Just as lower U.S. birth rates were recently correlated with an unstable economy, rising cases of child abuse against infants may correspond with financial hardship. A recent study, done by Yale University and published this week, examines reports of child abuse from 1997 to 2009, finding that injuries to infants grew over this time. Such findings, however, contradict reports that child abuse, overall, is down.
Yale’s study looked at the status of children admitted to hospitals for serious injuries over these 12 years. 50 percent of those admitted were babies, with 30 to 40 percent of this amount having abusive head trauma, otherwise known as “shaken baby syndrome.” This amount led to an 11-percent increase during the past decade.

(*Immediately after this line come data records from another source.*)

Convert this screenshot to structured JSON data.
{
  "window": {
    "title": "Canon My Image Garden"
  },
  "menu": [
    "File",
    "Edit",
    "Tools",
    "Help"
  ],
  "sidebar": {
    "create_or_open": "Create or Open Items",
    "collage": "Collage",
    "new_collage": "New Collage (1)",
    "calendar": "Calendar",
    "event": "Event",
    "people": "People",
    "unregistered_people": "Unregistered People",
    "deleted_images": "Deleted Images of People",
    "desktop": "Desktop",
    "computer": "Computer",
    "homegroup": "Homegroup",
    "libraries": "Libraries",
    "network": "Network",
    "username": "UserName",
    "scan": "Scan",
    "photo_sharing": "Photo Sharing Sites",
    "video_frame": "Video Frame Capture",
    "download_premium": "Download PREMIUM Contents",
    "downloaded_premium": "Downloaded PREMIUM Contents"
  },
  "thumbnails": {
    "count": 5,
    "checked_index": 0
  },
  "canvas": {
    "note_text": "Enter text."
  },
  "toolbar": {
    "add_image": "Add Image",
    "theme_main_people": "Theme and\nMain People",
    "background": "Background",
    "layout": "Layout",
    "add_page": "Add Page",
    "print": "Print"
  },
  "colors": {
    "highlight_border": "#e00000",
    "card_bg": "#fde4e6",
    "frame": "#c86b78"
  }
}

But, what about studies that show child abuse, overall, decreased 23 to 55 percent over the 2000s? While Yale looked at hospital visits, other studies examined child abuse reports filed with Child Protective Services and similar agencies. On the other hand, the doctor behind the Yale study points out, looking at CPS records likely doesn’t give a full picture of potential child abuse, as cases filed as “neglect” were not included in other studies’ figures. Dr. John Leventhal of Yale University told the press: “Maybe parents are doing better and hurting their children less in general, but there is a small group where there continue to be substantial injuries that end in hospitalization.”
As NBC News points out in their assessment, child abuse is an extreme concern, and in the U.S., 740,000 cases are treated in hospitals each use. The effects can hinder brain development in a child’s earlier years and have ramifications later on, including depression and heart disease once the child grows into an adult.
All studies, it appears, are only pulling from a select case of results. For child abuse to be examined on a greater scale, should another, more comprehensive study be done?
- Serious child abuse injuries creep up, Yale study shows (eurekalert.org)
- Hospital records indicate rise in child abuse (whptv.com)
- Serious Physical Abuse Of Kids Has Gone Up Slightly, US Hospital Data Shows (medicalnewstoday.com)